--- What you should do ---
Report every line of the records below that includes the string "toolbar".

--- Interface dataset entries ---
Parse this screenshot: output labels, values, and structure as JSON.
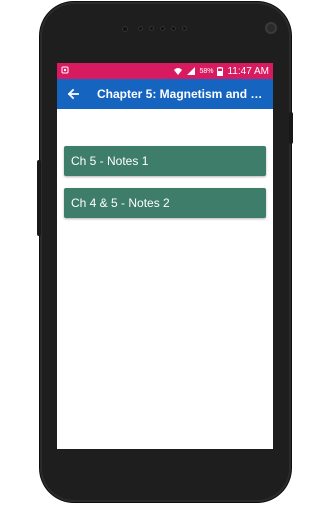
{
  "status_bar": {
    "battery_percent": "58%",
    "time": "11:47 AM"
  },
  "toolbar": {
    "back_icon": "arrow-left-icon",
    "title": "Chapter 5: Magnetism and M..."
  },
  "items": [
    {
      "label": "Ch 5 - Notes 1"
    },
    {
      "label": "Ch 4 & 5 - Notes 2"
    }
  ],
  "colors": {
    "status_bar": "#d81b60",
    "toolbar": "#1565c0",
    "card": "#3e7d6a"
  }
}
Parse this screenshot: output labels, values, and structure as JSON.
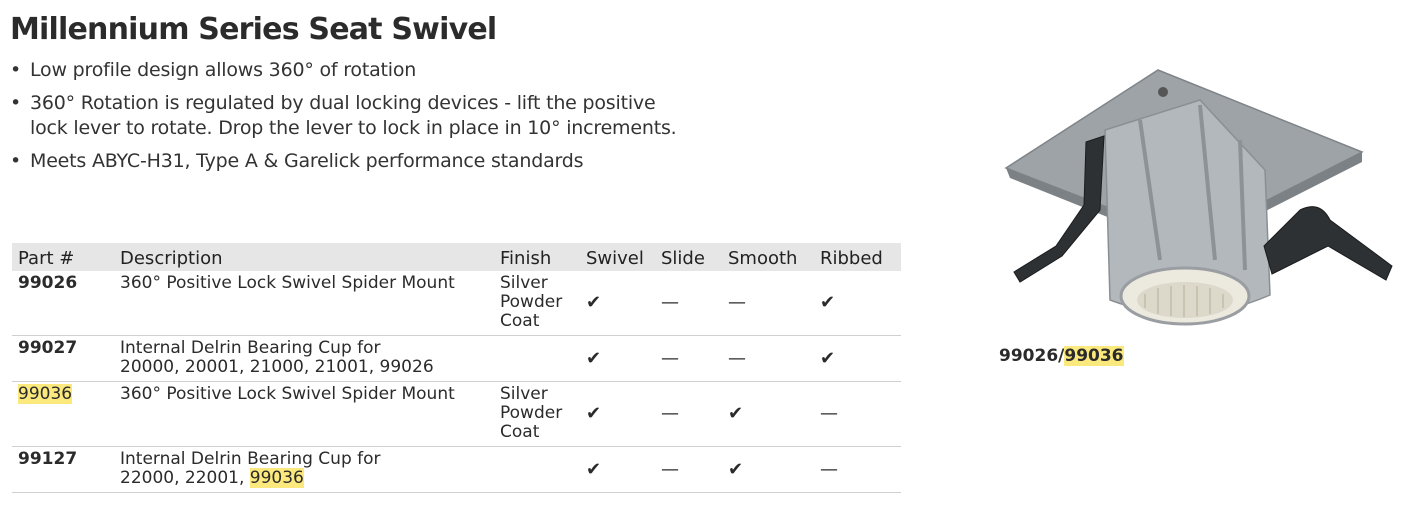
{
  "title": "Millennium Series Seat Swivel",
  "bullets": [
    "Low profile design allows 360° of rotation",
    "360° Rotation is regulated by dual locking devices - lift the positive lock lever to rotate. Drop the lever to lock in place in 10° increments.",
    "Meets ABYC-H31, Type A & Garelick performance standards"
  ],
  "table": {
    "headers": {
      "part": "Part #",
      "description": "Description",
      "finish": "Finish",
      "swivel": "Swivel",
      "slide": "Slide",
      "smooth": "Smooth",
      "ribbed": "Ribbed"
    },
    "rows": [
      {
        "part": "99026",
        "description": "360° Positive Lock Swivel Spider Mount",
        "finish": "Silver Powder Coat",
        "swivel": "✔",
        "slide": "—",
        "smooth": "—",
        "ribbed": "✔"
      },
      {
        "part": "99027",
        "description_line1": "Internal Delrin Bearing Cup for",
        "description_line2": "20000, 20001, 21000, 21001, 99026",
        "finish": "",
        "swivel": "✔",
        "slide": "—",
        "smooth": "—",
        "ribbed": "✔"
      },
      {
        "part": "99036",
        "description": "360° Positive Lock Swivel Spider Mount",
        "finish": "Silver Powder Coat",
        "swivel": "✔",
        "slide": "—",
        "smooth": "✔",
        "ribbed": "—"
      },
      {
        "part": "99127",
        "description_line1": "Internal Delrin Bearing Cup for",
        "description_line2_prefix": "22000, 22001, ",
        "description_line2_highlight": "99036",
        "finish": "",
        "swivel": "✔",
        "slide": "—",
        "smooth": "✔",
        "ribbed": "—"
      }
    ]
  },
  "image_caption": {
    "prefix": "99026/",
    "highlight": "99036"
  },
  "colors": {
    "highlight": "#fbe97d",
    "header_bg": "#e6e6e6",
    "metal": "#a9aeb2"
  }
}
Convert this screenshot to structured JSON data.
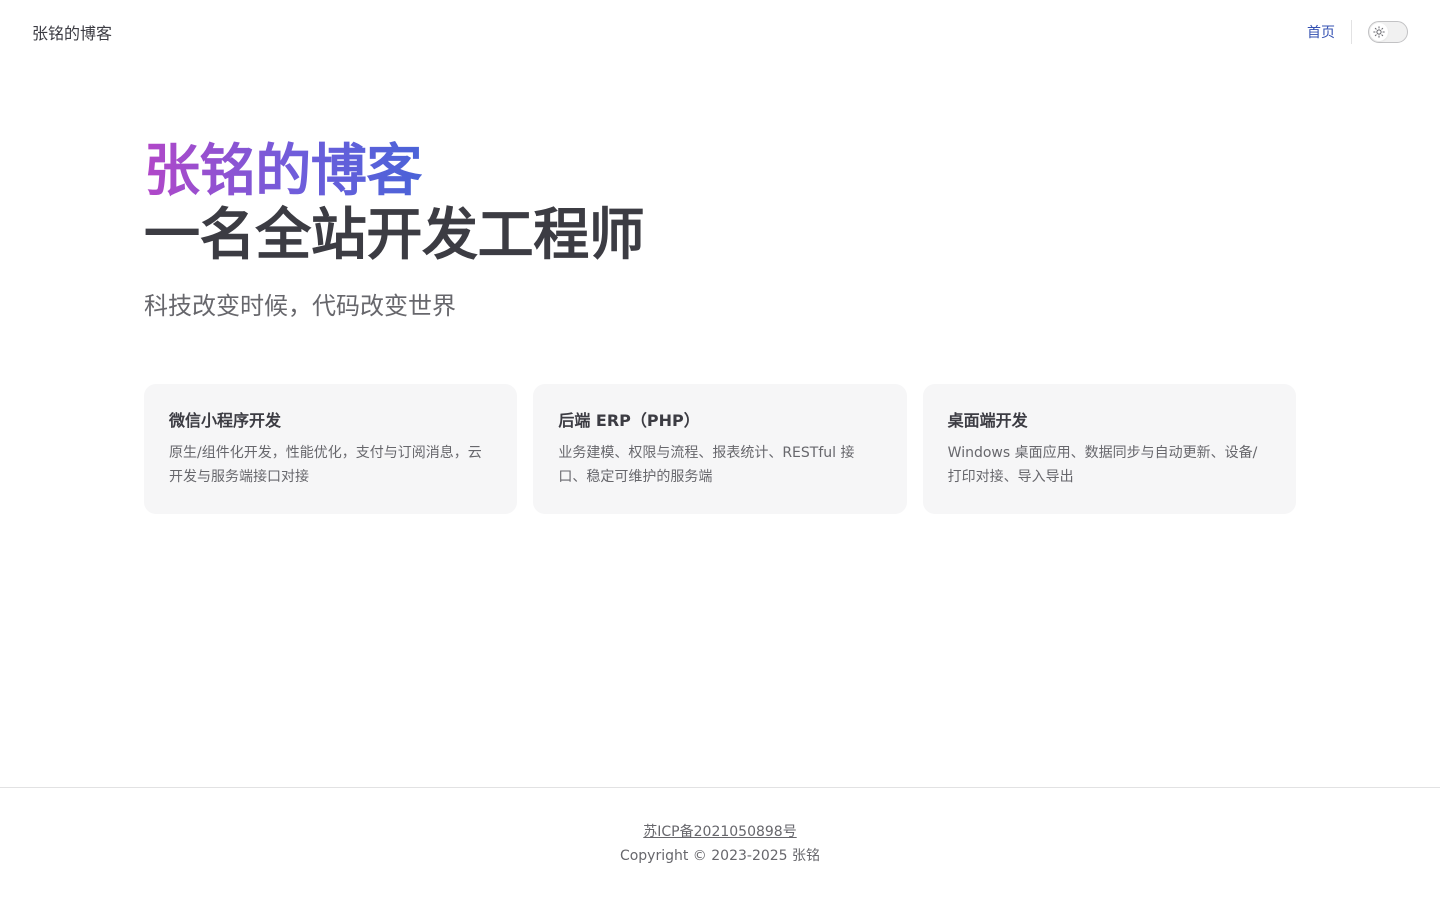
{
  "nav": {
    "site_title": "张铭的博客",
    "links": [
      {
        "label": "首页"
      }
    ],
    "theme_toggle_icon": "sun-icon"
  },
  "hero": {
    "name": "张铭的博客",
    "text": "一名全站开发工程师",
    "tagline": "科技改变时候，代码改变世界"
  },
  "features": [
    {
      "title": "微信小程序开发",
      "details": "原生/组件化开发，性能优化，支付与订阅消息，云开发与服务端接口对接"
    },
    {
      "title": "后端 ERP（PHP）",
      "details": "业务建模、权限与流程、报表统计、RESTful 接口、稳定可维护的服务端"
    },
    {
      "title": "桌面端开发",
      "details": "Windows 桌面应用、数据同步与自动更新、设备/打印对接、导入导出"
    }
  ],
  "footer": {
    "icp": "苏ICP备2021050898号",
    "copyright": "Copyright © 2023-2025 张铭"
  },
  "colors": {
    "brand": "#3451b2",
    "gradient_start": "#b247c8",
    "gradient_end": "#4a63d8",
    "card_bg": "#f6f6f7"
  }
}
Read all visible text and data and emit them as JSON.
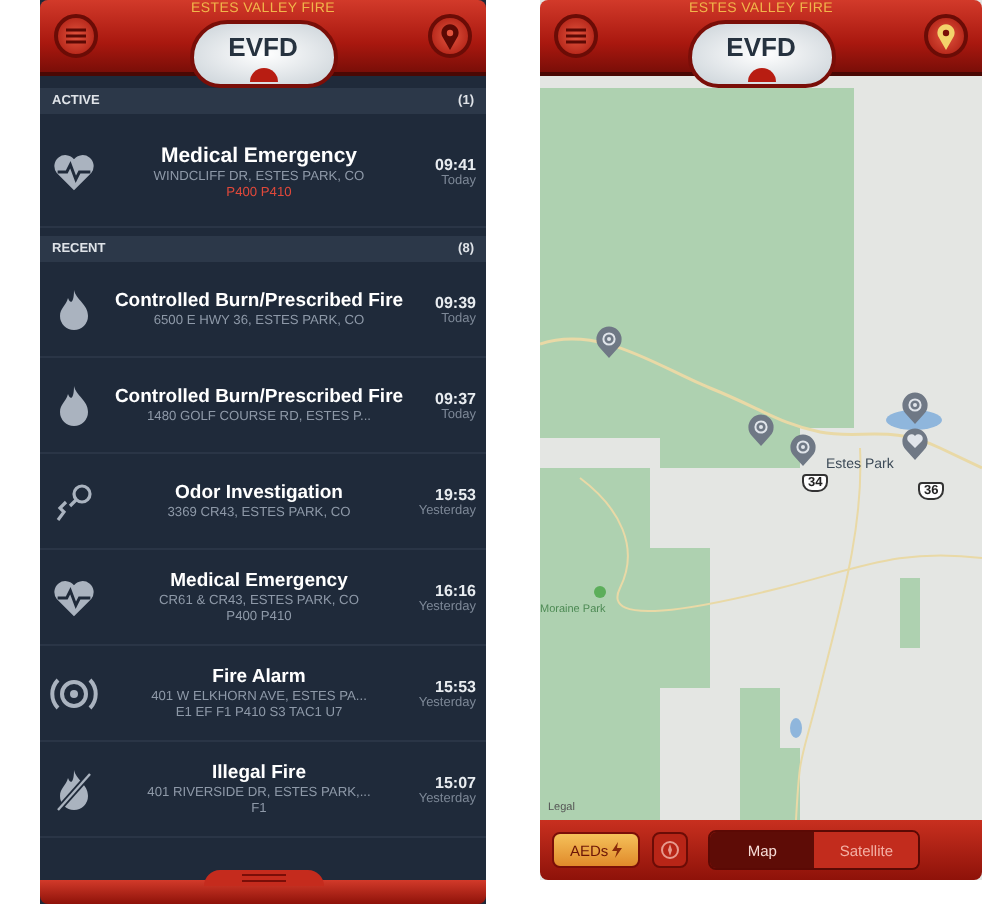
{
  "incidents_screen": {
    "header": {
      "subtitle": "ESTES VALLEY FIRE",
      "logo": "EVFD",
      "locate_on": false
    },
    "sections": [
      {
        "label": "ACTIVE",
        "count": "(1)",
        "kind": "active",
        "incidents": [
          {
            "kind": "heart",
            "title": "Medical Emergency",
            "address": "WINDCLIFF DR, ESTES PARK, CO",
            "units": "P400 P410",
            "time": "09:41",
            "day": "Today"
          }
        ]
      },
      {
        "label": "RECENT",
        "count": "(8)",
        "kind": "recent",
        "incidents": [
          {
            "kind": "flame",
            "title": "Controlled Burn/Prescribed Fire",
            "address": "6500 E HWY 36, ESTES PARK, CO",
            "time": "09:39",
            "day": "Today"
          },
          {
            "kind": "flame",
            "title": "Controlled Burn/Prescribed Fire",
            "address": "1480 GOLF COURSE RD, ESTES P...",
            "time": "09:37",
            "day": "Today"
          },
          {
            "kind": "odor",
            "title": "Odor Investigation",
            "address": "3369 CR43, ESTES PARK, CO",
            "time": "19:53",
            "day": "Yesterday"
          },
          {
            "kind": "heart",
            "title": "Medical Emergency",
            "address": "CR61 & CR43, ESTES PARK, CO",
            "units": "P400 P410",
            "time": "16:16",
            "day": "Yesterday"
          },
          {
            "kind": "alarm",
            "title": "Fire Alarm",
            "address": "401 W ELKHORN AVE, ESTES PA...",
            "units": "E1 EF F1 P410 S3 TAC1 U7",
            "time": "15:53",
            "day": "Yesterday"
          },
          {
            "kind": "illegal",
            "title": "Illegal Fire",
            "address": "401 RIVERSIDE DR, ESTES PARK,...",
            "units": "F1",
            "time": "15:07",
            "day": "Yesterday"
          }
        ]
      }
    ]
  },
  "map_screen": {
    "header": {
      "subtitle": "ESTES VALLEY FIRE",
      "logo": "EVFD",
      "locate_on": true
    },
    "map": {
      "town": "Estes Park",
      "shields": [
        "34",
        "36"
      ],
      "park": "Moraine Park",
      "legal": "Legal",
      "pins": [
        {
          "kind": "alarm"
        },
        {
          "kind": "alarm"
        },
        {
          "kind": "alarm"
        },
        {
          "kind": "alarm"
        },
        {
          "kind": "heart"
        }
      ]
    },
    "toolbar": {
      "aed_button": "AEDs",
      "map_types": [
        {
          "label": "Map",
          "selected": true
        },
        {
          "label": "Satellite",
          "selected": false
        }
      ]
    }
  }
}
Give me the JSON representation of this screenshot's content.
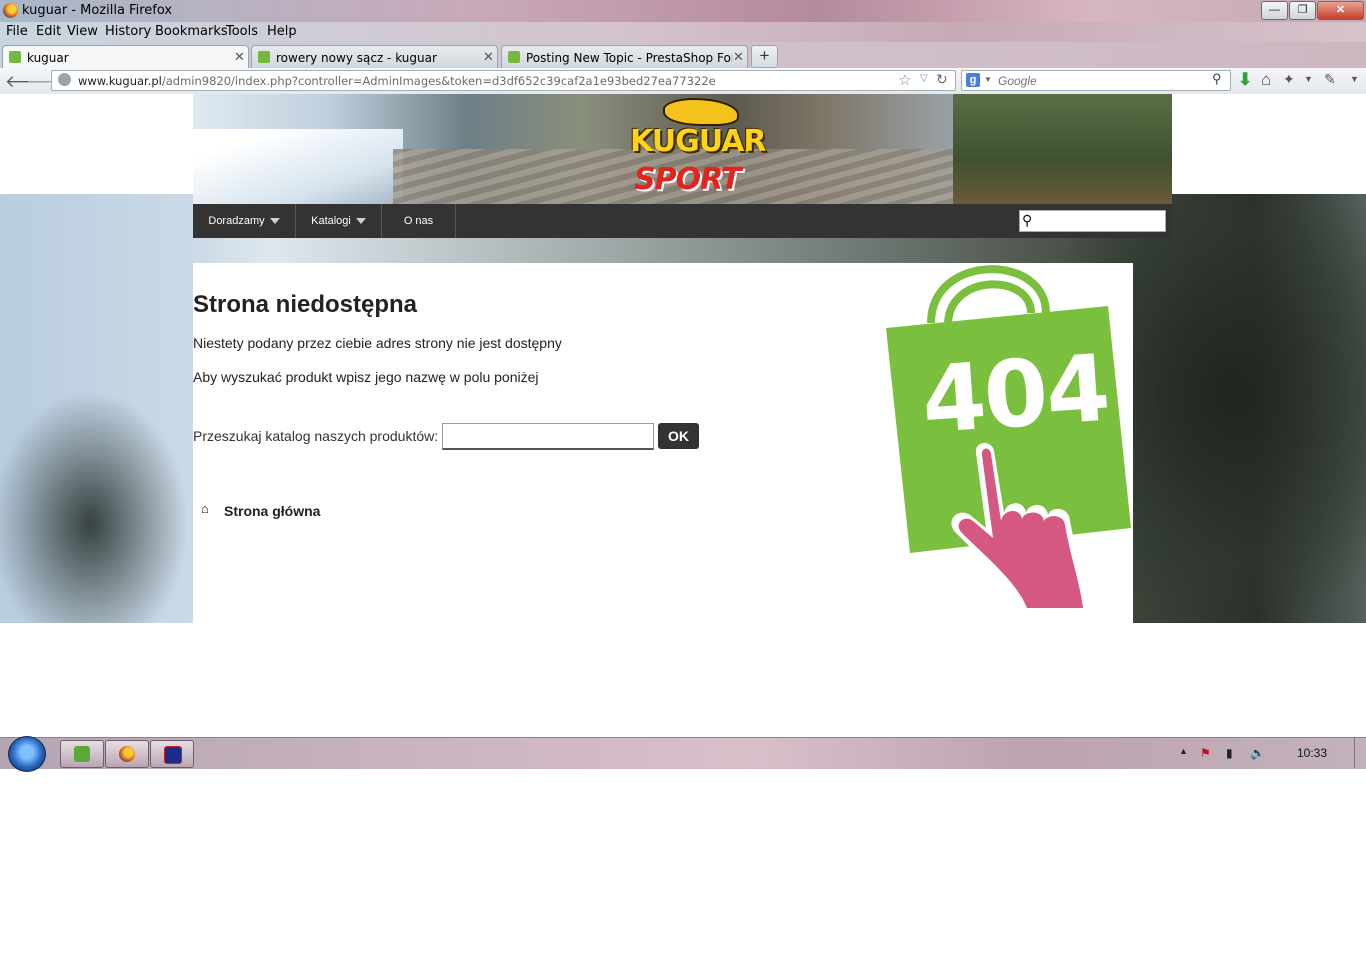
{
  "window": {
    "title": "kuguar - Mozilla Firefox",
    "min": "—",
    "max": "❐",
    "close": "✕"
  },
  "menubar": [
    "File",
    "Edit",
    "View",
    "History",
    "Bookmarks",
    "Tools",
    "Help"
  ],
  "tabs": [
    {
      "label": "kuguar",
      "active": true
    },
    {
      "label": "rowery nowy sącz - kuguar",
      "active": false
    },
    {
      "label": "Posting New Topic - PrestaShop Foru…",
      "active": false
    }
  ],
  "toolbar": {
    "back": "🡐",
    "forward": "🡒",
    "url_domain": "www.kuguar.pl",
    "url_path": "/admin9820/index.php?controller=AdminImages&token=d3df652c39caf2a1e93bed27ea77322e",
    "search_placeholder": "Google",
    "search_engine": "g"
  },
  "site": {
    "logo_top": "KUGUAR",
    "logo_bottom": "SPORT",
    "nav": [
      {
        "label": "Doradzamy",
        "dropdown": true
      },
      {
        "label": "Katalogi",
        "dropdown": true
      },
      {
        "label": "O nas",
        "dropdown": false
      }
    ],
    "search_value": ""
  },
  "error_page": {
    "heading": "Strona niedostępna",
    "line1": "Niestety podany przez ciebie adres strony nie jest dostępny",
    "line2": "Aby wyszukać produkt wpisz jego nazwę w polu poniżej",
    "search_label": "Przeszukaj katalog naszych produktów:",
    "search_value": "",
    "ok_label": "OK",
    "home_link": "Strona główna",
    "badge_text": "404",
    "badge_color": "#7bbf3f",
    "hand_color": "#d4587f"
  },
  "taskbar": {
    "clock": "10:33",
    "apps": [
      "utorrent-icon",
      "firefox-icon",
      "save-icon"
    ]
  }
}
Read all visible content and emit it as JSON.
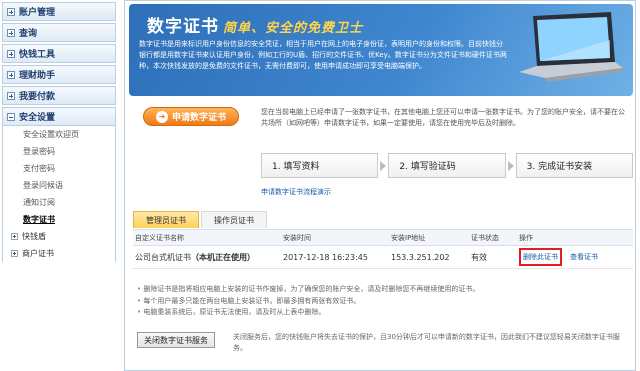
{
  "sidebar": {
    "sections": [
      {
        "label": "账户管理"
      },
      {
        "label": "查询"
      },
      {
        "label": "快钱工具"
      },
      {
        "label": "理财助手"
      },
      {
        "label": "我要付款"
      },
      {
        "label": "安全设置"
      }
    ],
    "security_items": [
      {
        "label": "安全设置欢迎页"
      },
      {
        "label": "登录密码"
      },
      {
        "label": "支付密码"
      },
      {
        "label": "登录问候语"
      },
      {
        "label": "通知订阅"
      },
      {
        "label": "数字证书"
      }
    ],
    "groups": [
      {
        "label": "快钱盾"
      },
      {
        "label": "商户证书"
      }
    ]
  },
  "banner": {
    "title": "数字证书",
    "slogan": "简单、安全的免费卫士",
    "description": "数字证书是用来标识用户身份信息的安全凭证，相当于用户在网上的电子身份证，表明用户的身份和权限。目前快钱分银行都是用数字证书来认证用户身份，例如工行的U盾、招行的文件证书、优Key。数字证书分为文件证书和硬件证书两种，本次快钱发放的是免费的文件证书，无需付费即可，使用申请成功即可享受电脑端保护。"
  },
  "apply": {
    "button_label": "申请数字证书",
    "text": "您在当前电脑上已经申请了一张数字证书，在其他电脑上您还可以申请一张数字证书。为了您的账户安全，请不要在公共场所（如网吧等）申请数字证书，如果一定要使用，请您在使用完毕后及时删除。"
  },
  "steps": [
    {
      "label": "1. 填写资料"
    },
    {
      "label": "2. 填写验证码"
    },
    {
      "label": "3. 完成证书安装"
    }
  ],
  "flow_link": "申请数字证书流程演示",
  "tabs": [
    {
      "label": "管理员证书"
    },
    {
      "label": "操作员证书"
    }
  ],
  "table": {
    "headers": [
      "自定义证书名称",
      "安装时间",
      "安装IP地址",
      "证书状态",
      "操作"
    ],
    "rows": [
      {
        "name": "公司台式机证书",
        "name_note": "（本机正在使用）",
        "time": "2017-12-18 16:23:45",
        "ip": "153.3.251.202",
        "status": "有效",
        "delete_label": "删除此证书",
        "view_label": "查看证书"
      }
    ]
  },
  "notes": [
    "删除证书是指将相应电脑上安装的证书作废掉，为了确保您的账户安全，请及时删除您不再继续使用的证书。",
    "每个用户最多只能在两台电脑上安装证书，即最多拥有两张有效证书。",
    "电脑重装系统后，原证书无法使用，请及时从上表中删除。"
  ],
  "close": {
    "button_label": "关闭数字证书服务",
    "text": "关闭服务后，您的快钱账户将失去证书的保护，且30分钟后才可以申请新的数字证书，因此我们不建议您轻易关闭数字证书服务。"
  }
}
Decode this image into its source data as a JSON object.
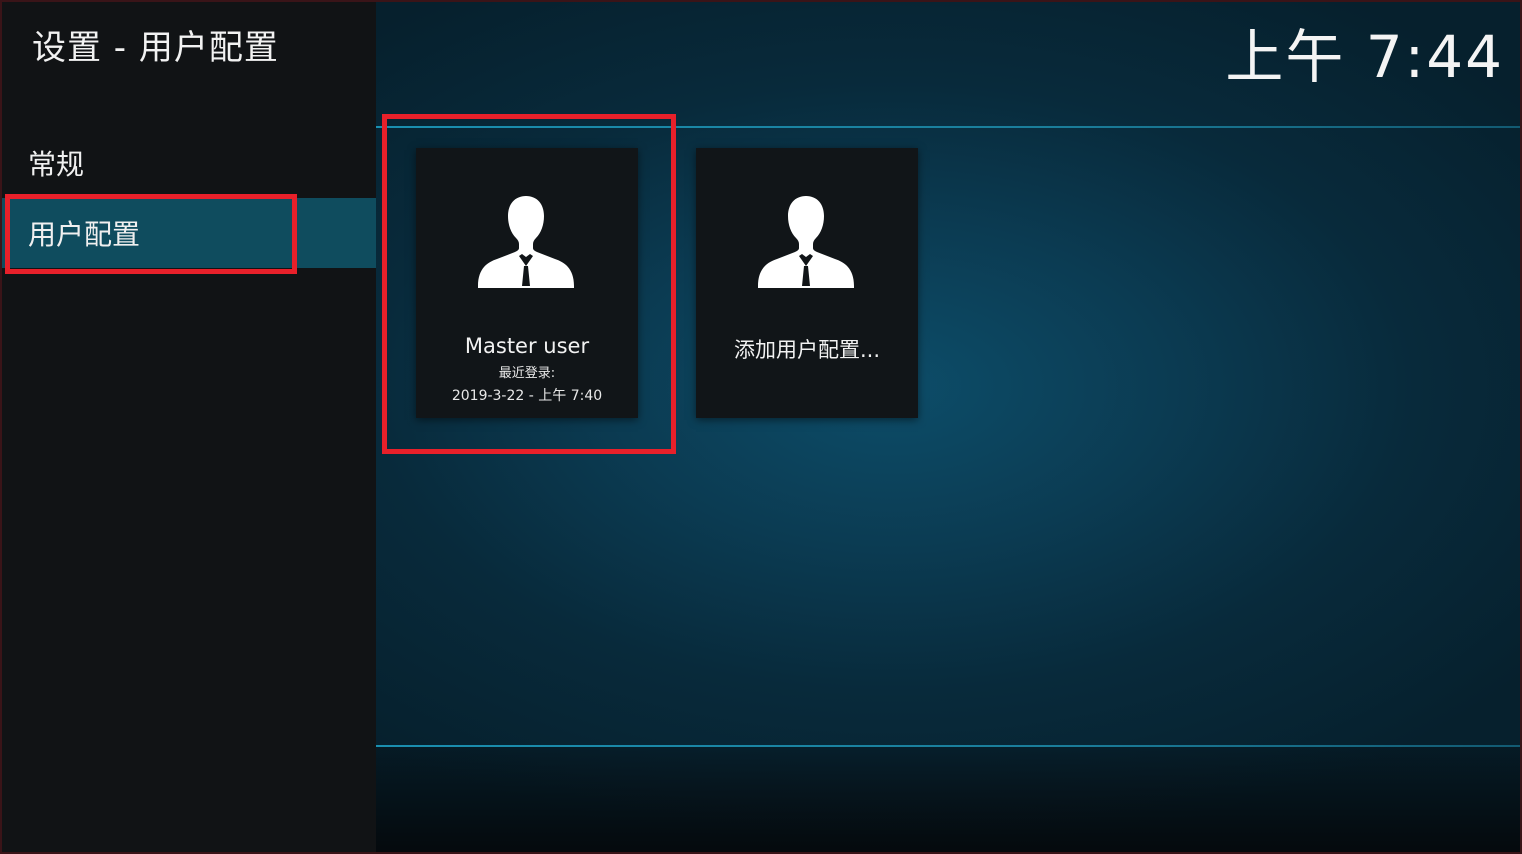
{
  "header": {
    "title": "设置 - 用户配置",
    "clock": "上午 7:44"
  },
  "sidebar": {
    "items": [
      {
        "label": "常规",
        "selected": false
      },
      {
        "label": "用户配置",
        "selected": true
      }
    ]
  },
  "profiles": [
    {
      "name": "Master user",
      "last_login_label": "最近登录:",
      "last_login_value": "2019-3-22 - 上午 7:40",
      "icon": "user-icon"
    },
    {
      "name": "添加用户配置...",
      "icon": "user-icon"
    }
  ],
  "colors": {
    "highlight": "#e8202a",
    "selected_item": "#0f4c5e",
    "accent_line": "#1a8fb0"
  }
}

--- Output for this task ---
  "toolbar": {
    "toolbar": "#1565c0",
    "toolbar": {
  "toolbar": {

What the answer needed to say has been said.